= Your objective =
Which of the lines below mention the word "Build"? Pull each one out.

= Exercise input =
———

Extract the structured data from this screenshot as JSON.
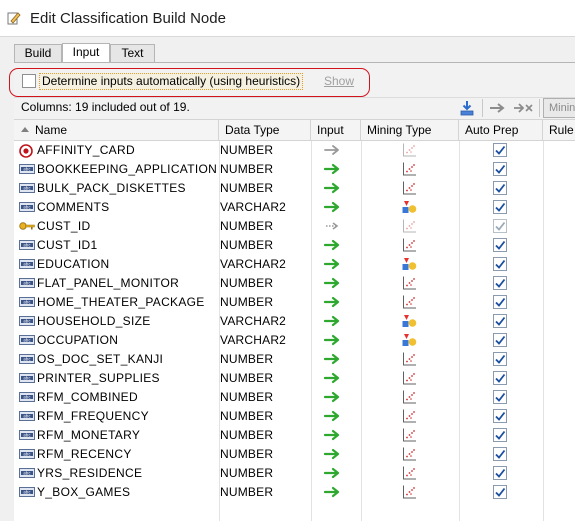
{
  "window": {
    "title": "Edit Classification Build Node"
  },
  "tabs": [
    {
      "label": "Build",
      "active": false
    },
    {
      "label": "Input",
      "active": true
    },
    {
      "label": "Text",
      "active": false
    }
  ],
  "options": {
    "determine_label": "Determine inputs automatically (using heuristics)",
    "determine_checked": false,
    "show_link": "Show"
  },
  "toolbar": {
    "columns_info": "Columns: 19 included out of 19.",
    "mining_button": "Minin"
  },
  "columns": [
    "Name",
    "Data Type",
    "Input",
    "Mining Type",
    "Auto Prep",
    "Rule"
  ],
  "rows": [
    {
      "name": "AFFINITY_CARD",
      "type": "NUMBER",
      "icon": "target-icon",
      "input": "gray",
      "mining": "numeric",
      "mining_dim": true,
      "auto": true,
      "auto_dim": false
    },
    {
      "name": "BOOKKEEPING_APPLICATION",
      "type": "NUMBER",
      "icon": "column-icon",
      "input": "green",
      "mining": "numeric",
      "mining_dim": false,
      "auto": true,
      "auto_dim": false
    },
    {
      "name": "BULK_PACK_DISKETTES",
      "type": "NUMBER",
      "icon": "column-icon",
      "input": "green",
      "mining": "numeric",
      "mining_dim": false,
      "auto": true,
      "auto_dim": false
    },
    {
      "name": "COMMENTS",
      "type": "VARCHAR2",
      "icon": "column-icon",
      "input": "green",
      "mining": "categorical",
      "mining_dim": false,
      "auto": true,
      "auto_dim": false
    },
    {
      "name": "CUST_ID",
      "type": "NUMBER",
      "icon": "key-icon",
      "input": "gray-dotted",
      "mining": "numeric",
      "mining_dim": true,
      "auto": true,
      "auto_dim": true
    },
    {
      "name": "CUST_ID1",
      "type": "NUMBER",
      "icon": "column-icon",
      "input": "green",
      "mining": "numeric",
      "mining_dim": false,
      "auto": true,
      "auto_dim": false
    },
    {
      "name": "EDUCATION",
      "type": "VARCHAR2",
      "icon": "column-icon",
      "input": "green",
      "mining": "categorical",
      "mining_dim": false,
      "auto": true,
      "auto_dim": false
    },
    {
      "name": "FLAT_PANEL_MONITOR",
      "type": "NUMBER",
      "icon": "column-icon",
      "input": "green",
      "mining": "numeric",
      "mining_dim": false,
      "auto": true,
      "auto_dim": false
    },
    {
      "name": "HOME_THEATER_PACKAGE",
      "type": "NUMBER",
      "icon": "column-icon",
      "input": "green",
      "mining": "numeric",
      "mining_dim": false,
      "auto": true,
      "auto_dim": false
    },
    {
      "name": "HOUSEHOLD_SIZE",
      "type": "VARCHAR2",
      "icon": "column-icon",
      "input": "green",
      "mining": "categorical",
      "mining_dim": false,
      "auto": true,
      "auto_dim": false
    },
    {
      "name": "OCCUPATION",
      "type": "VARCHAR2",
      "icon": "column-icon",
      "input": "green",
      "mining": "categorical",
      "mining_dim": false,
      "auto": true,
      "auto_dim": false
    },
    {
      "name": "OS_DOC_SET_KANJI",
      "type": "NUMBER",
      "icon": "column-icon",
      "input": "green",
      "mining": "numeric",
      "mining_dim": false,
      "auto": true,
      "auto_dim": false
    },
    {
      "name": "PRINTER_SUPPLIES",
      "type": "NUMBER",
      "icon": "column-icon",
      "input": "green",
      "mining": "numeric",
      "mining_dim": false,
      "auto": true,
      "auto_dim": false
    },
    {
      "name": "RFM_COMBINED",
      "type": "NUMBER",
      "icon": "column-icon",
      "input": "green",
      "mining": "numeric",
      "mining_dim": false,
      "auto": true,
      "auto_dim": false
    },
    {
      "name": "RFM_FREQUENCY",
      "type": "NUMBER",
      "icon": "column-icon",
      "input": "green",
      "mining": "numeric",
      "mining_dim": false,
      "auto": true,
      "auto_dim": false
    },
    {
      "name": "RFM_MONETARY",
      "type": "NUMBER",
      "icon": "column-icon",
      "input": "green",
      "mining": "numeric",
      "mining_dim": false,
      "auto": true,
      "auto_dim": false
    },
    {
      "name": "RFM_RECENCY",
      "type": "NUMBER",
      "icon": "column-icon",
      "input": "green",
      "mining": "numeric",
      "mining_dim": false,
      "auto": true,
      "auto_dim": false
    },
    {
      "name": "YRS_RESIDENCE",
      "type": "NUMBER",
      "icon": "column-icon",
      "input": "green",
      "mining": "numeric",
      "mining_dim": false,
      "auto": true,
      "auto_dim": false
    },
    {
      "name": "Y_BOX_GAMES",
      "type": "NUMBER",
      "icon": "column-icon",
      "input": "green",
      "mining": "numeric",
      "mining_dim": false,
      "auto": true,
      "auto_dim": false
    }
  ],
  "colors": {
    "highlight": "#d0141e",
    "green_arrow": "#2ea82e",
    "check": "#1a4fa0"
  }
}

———

= Exercise result =
    "title": "Edit Classification Build Node"
      "label": "Build",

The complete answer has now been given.